• [Prompt] Set each entry down verbatim, omitting images.

━━ Data in this exercise

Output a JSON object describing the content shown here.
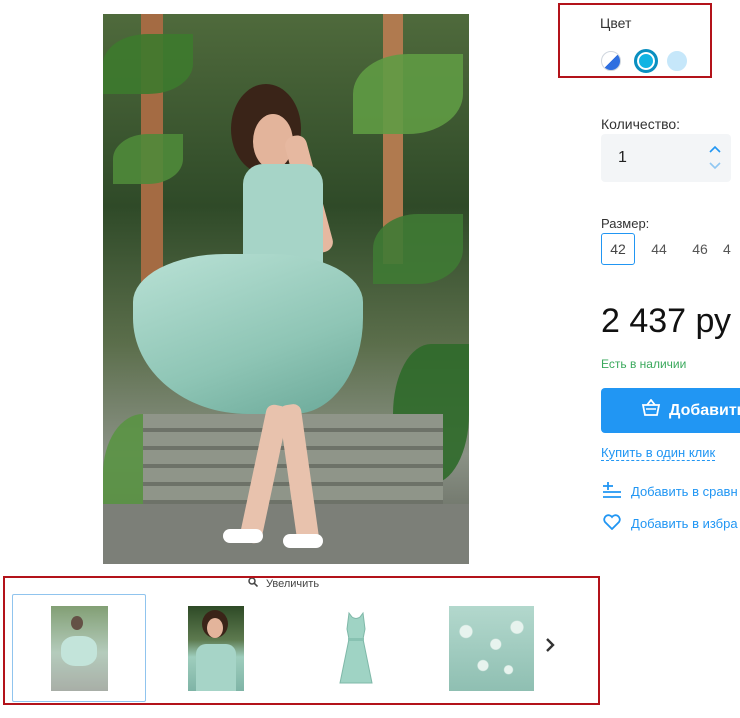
{
  "product": {
    "main_image_alt": "",
    "zoom_label": "Увеличить",
    "thumbnails": [
      {
        "icon": "thumb-photo-1"
      },
      {
        "icon": "thumb-photo-2"
      },
      {
        "icon": "thumb-photo-3"
      },
      {
        "icon": "thumb-photo-4"
      }
    ]
  },
  "color": {
    "label": "Цвет",
    "swatches": [
      {
        "color": "#2f6fe0",
        "selected": false
      },
      {
        "color": "#11b4e3",
        "selected": true
      },
      {
        "color": "#c6e7fa",
        "selected": false
      }
    ]
  },
  "quantity": {
    "label": "Количество:",
    "value": "1"
  },
  "size": {
    "label": "Размер:",
    "options": [
      "42",
      "44",
      "46",
      "4"
    ],
    "selected": "42"
  },
  "price": {
    "value": "2 437 ру"
  },
  "stock": {
    "text": "Есть в наличии"
  },
  "actions": {
    "add_to_cart": "Добавить",
    "buy_one_click": "Купить в один клик",
    "compare": "Добавить в сравн",
    "favorites": "Добавить в избра"
  },
  "colors": {
    "accent": "#2196f3",
    "highlight_border": "#b3131a",
    "stock_green": "#3aa95c"
  }
}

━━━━

• [Response to the exercise]
Output a JSON object describing the content shown here.
{
  "product": {
    "main_image_alt": "",
    "zoom_label": "Увеличить",
    "thumbnails": [
      {
        "icon": "thumb-photo-1"
      },
      {
        "icon": "thumb-photo-2"
      },
      {
        "icon": "thumb-photo-3"
      },
      {
        "icon": "thumb-photo-4"
      }
    ]
  },
  "color": {
    "label": "Цвет",
    "swatches": [
      {
        "color": "#2f6fe0",
        "selected": false
      },
      {
        "color": "#11b4e3",
        "selected": true
      },
      {
        "color": "#c6e7fa",
        "selected": false
      }
    ]
  },
  "quantity": {
    "label": "Количество:",
    "value": "1"
  },
  "size": {
    "label": "Размер:",
    "options": [
      "42",
      "44",
      "46",
      "4"
    ],
    "selected": "42"
  },
  "price": {
    "value": "2 437 ру"
  },
  "stock": {
    "text": "Есть в наличии"
  },
  "actions": {
    "add_to_cart": "Добавить",
    "buy_one_click": "Купить в один клик",
    "compare": "Добавить в сравн",
    "favorites": "Добавить в избра"
  },
  "colors": {
    "accent": "#2196f3",
    "highlight_border": "#b3131a",
    "stock_green": "#3aa95c"
  }
}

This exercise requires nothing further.